=== Section Start ===

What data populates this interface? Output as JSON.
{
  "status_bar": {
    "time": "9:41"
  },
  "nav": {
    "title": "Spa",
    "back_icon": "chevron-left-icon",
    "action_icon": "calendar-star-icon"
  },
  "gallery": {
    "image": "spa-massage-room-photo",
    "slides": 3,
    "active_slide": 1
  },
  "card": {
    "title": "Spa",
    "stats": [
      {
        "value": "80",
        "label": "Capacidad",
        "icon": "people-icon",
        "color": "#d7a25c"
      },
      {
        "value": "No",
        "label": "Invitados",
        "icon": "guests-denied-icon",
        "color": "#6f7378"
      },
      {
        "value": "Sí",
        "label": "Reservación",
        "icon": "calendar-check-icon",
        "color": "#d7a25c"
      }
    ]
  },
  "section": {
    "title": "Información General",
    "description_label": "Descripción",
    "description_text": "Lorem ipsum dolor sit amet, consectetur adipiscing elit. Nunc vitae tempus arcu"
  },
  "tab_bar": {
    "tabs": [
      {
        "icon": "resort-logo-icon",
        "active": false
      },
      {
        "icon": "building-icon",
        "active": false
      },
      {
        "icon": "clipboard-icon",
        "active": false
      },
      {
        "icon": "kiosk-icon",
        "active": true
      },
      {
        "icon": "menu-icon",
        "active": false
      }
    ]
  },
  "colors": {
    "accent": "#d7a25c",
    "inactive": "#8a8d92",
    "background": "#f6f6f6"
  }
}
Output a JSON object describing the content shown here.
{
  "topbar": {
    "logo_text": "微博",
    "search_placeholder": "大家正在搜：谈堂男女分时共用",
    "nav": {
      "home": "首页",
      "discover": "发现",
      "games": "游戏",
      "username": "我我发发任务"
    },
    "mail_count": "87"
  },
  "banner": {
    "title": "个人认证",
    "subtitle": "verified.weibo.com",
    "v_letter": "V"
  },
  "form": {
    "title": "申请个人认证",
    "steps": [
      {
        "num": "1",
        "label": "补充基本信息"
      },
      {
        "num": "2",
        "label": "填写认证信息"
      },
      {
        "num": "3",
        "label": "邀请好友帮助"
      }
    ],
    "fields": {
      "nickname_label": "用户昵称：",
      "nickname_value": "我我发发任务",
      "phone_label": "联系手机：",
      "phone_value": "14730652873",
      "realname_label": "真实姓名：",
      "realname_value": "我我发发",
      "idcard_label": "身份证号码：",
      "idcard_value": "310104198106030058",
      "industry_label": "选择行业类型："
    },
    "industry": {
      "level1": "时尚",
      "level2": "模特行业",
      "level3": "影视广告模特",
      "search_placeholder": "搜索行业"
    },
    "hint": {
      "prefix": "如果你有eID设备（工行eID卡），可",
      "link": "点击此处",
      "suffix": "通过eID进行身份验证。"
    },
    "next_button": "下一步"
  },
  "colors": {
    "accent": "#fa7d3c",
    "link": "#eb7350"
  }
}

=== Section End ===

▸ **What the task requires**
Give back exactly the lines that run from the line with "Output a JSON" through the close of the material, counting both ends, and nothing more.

▸ **Completed task**
Output a JSON object describing the content shown here.
{
  "topbar": {
    "logo_text": "微博",
    "search_placeholder": "大家正在搜：谈堂男女分时共用",
    "nav": {
      "home": "首页",
      "discover": "发现",
      "games": "游戏",
      "username": "我我发发任务"
    },
    "mail_count": "87"
  },
  "banner": {
    "title": "个人认证",
    "subtitle": "verified.weibo.com",
    "v_letter": "V"
  },
  "form": {
    "title": "申请个人认证",
    "steps": [
      {
        "num": "1",
        "label": "补充基本信息"
      },
      {
        "num": "2",
        "label": "填写认证信息"
      },
      {
        "num": "3",
        "label": "邀请好友帮助"
      }
    ],
    "fields": {
      "nickname_label": "用户昵称：",
      "nickname_value": "我我发发任务",
      "phone_label": "联系手机：",
      "phone_value": "14730652873",
      "realname_label": "真实姓名：",
      "realname_value": "我我发发",
      "idcard_label": "身份证号码：",
      "idcard_value": "310104198106030058",
      "industry_label": "选择行业类型："
    },
    "industry": {
      "level1": "时尚",
      "level2": "模特行业",
      "level3": "影视广告模特",
      "search_placeholder": "搜索行业"
    },
    "hint": {
      "prefix": "如果你有eID设备（工行eID卡），可",
      "link": "点击此处",
      "suffix": "通过eID进行身份验证。"
    },
    "next_button": "下一步"
  },
  "colors": {
    "accent": "#fa7d3c",
    "link": "#eb7350"
  }
}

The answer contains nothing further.